5 September 2015
 Categories: Dentist, Blog


If you have recently damaged a tooth through decay or trauma, you may be experiencing a higher level of dental sensitivity. Eating foods that are hot or cold may be unusually uncomfortable. Foods such as ice cream that are extremely cold may be intolerable. 

Tooth enamel covers the porous layer of the tooth, which is called "dentin." Dentin houses tiny tubules that lead to dental nerves, which are sensitive to changes in pressure and temperature. When dentin becomes exposed by erosion or accessed through the pores of your tooth enamel, dental sensitivity can ensue. Dental sensitivity may also be caused by inflammation in the pulp of your tooth. Here are a few ways to treat the sensitivity:


If your dental sensitivity is due to enamel erosion, you may benefit from the application of fluoride. Fluoride does prevent cavities, but it also decreases tooth sensitivity using the same mechanism.

When fluoride is applied to a tooth, it coats your tooth enamel and attracts calcium and phosphate minerals back to the damaged areas to remineralize the tooth. As the tooth becomes remineralized, access to the dentin is more restricted. 

Specialized Toothpaste

If you purchase toothpaste that is specially made for sensitive teeth over-the-counter, it will likely include a nerve-soothing compound called potassium nitrate. Potassium nitrate fills the tubules inside the dentin of the sensitive tooth and decreases sensitivity.

Dental Bonding Material

If some of a tooth's root has been exposed due to receding gums, the coating that protects the root of your tooth may have worn away.
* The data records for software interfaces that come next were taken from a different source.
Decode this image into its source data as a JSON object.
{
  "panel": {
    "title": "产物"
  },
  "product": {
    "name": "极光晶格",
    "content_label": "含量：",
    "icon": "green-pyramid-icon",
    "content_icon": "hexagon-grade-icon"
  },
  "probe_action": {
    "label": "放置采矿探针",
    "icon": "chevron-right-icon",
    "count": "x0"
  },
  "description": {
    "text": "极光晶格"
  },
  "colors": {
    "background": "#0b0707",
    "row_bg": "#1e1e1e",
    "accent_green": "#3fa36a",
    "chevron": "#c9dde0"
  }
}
This coating, which is called "cementum," is not as erosion-resistant as enamel. Your dentist may apply a dental bonding compound that is made from resin to seal the exposed area of root.  

Root Canal

If the pulp inside the root canals of your tooth is infected or inflamed, your tooth may be more sensitive than usual. Your dentist may suggest a root canal procedure to remove the sensitive nerve, along with the rest of the tooth's pulp. Once the pulp and nerves have been removed, your dentist disinfects the interior of the tooth and seals it before a dental crown is applied to complete the restoration. 

Your teeth can become more sensitive due to acid erosion, a dental infection, trauma or a whitening application. However, dental sensitivity is treatable. There are over-the-counter treatments, such as desensitizing toothpaste. Still, it is best to consult with your dentist before attempting to treat a sensitive tooth. The underlying cause of your condition could require a root canal procedure. If you are experiencing dental sensitivity, contact a general dentistry professional today.